Ask a Landscape Architect

On the Bernardo Wills Architects Microsoft Teams site, we have channels dedicated to asking our colleagues tough questions. They could be related to current projects, COVID-19 design considerations, or personal projects. One our of staff members raised the following topic on our “Ask a Landscape Architect” channel last week: 

“The former owners of my house ripped out the landscaping in front and put down gravel for parking. Now, it’s a field of weeds. I’ve sprayed it twice with weed killer (Ortho and Roundup) and neither barely made a dent. So, now I’m mad and I bought straight up vegetation killer and those weeds days are numbered. My question is this: Once I conquer, what can I do to this area to keep the weeds from coming back next year? I want to put more rock down so it looks nice, but I don’t think the previous owners did this right.”

James Davis, Landscape Architect and ISA Certified Arborist & Tree Risk Assessor, piped in with his answer:

Ideally, you would excavate down about 3-4″ in the area(s) you want to install the rock. I typically don’t advocate for fabrics in the landscape, but this type of situation is one exception. Lay down a thick, heavy-duty landscape weed barrier fabric like this one over the entire area(s) in question, overlapping seams by at least 12″. Staple down the entire area with the least amount of landscape staples needed to hold it in place while you cover with gravel. In my experience, every staple exposes a hole in the fabric and therefore exposes soil where weeds can emerge. So the fewer staples the better! But you also don’t want the fabric to fly away if the wind picks up before your rock is in place, so be mindful of both scenarios as you choose where to staple. If you decide to do a second layer of fabric, install this perpendicular to the first layer, still overlapping seams by at least 12″, and staple down both layers together.

A good pre-emergent is important to install during this process. Preen Extended Control Preen Extended Control or Casoron are two products that will work. Install this in two applications per the manufacturer’s specifications on the container: the first one should be applied directly to the soil right before installing your weed barrier fabric.
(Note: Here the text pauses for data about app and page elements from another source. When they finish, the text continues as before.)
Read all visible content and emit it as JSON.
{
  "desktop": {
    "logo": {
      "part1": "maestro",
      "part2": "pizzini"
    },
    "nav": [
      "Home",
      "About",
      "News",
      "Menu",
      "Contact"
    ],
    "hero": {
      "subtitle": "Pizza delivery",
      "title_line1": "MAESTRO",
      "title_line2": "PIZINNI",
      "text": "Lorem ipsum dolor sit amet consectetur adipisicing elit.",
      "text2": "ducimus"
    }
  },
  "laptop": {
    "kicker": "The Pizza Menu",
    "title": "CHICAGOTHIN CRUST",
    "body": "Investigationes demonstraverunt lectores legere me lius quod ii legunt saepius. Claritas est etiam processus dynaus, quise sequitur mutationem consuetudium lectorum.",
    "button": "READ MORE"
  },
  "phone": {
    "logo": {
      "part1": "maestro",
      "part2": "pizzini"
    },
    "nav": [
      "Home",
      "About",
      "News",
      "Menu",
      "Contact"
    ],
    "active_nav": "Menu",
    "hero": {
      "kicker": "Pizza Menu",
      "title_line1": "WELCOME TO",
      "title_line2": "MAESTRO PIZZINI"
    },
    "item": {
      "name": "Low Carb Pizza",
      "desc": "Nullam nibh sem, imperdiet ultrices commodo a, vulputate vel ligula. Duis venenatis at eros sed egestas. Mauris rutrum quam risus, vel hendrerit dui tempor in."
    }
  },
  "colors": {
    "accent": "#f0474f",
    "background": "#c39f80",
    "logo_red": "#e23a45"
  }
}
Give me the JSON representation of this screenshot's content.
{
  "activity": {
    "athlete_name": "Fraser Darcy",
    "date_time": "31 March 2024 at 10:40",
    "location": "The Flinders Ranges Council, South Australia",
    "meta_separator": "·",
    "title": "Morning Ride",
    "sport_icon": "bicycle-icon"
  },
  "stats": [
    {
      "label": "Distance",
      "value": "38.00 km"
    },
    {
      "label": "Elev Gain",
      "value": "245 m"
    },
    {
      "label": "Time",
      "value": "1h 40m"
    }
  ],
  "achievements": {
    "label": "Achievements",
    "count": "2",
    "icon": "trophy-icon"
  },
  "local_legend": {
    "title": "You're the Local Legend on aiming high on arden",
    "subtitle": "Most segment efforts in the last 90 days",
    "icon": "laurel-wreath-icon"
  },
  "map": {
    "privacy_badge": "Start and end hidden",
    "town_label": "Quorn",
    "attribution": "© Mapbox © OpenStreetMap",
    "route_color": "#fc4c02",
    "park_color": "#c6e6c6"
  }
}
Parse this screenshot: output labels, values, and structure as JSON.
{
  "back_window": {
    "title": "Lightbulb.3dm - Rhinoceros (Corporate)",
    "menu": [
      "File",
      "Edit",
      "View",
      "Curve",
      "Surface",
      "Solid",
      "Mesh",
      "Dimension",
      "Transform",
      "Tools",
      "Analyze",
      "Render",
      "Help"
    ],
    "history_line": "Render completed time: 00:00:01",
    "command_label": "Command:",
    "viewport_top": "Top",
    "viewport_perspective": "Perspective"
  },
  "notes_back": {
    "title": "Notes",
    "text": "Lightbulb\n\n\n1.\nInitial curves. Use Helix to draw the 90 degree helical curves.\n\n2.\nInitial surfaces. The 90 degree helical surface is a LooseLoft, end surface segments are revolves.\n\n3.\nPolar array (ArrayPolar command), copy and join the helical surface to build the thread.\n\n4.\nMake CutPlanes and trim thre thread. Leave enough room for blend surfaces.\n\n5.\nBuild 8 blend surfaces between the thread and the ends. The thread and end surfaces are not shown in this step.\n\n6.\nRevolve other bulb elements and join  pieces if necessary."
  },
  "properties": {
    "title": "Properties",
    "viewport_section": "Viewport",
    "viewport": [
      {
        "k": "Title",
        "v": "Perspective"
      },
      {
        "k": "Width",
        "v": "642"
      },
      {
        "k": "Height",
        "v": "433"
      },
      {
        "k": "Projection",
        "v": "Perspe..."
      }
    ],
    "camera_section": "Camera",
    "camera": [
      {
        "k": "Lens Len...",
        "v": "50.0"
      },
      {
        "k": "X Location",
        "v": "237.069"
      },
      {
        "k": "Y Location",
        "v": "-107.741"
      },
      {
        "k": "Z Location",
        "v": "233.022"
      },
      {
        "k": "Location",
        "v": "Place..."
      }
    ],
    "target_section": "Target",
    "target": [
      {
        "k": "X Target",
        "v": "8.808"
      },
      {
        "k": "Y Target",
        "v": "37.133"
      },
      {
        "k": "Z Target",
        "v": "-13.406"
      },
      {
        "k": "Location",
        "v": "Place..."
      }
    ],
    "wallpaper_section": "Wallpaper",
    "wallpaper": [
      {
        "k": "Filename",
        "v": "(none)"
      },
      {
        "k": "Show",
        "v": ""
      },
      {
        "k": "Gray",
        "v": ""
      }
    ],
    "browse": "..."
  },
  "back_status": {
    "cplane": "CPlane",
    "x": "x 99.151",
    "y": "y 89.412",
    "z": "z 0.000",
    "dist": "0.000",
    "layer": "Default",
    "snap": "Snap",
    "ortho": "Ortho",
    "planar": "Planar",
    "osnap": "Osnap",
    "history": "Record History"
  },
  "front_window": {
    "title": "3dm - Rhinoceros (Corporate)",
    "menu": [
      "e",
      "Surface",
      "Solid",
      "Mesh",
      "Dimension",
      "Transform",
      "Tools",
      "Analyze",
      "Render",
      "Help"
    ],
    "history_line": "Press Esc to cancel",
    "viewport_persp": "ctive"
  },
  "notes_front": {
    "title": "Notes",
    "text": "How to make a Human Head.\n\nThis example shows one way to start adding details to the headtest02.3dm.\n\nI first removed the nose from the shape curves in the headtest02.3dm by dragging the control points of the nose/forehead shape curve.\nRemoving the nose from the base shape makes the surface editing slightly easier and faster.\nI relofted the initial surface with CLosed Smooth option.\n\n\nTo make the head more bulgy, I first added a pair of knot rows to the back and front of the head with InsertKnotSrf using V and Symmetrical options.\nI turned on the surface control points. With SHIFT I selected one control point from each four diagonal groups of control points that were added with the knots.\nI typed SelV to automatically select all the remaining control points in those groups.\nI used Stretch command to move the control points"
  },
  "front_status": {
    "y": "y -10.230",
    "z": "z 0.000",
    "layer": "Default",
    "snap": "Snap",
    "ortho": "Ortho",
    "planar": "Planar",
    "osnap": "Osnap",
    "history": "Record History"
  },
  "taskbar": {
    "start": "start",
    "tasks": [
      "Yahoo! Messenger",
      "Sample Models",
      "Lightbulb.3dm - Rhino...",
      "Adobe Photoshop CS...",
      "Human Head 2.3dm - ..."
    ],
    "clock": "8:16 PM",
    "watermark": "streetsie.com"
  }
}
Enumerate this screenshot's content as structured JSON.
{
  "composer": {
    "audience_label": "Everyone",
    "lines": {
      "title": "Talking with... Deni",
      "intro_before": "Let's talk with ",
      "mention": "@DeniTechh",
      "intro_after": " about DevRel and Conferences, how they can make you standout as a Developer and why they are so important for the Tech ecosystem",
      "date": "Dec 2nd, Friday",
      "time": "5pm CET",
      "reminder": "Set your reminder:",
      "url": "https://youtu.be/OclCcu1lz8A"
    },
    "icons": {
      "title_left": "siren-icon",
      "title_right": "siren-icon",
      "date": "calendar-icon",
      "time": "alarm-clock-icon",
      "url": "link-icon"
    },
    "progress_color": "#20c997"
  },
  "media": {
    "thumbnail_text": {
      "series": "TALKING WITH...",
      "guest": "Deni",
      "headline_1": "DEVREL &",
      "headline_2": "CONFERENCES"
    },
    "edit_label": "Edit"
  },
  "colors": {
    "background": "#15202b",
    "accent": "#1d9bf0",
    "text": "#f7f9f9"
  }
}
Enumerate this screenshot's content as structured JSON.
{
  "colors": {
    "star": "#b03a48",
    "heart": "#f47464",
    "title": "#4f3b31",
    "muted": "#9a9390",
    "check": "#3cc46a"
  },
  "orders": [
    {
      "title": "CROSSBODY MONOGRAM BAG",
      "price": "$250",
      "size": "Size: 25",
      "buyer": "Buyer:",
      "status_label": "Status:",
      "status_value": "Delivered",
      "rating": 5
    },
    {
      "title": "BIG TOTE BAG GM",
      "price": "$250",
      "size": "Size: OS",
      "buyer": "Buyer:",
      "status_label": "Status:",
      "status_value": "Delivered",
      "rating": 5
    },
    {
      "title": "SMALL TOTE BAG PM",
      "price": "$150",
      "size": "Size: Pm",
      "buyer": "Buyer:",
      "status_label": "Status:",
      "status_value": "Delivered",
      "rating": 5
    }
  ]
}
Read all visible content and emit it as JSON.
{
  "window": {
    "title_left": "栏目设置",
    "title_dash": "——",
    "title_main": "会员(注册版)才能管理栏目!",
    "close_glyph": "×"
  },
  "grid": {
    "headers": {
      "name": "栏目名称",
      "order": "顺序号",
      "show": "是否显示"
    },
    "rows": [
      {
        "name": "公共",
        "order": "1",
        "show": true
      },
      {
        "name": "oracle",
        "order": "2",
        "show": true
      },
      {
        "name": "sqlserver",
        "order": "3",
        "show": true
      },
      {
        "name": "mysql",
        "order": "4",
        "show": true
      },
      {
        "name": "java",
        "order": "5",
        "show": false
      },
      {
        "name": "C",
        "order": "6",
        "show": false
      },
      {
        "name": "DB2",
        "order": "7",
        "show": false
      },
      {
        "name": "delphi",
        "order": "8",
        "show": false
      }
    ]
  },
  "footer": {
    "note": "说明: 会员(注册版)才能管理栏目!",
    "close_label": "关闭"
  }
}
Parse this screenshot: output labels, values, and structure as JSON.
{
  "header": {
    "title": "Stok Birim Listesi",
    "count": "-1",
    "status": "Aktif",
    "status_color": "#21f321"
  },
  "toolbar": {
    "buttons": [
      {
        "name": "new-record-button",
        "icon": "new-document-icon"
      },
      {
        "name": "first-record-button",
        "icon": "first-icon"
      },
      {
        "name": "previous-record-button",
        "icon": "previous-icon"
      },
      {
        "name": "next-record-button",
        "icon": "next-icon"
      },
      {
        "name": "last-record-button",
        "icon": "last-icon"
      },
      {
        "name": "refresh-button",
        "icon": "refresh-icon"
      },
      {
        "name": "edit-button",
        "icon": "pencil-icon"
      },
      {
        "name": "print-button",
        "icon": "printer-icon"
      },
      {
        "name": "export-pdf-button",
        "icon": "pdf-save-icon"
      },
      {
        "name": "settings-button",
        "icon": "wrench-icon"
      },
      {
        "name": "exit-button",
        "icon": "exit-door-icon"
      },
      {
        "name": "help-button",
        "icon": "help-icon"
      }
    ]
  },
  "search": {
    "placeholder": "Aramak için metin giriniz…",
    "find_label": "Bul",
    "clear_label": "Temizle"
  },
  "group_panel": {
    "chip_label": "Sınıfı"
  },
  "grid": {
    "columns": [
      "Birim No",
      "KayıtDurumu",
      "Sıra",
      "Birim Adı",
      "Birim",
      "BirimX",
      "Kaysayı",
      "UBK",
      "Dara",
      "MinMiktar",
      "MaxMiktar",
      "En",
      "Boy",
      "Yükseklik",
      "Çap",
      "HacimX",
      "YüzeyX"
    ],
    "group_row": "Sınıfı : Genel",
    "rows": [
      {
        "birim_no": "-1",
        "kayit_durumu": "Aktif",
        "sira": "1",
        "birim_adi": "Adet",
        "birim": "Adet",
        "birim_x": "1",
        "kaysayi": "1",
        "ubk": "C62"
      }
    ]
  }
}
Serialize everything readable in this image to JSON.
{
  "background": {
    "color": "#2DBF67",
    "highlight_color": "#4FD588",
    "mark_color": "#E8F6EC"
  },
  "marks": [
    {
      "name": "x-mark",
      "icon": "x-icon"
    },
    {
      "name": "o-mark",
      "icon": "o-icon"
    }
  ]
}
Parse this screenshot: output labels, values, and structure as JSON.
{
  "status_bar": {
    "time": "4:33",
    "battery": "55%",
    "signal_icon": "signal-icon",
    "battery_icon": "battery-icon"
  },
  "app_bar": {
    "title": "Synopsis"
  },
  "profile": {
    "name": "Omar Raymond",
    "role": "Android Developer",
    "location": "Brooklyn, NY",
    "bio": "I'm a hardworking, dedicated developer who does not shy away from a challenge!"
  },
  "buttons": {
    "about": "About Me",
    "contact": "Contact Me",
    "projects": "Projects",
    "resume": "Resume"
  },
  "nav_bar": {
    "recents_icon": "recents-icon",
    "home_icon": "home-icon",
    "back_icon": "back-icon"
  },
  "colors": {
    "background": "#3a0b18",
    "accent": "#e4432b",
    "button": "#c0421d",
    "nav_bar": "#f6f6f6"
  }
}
This should help prevent any weed seeds that were already in the soil to germinate and emerge from underneath the fabric if conditions allow. The second application should be installed on top of the weed barrier fabric. This can be done after the gravel has been installed. After you have cleared the area, installed your first application of pre-emergent, and installed and stapled your weed fabric barrier, the next step is to install the crushed rock. This should be 5/8″ – minus or 3/4″- minus (common in Idaho). The “minus” indicates the product will contain fines (fine particles) that will help the surface compact well, which is what you’ll want if this is a parking area. Spread the rock product over the entire area and rake out with a metal tine rake to level. The gravel depth should be 3-4″ thick.

Now, you can install the second application of pre-emergent on top of the gravel. It will work its way down towards the fabric layer and should help prevent any weed seeds to germinate that settle on top of the fabric. Pre-emergent has an expiration date… typically they will last between 6 months and a year. So early spring (before the weeds begin to appear) install an application of pre-emergent on top of the gravel area to prevent weeds for that year. If some weeds do germinate, pull them out immediately while they are small, before the roots have time to grow down deep enough to potentially damage the fabric. You can also choose to spot spray these emerging weeds with a product like Round Up which should kill them on contact within a few days. But once they die, still pull them out of the gravel. Even with the installation of a landscape weed barrier fabric, there will still be a small amount of maintenance associated. But this process should hopefully help eliminate a lot of work!

….or you could pave it…

Leave a Reply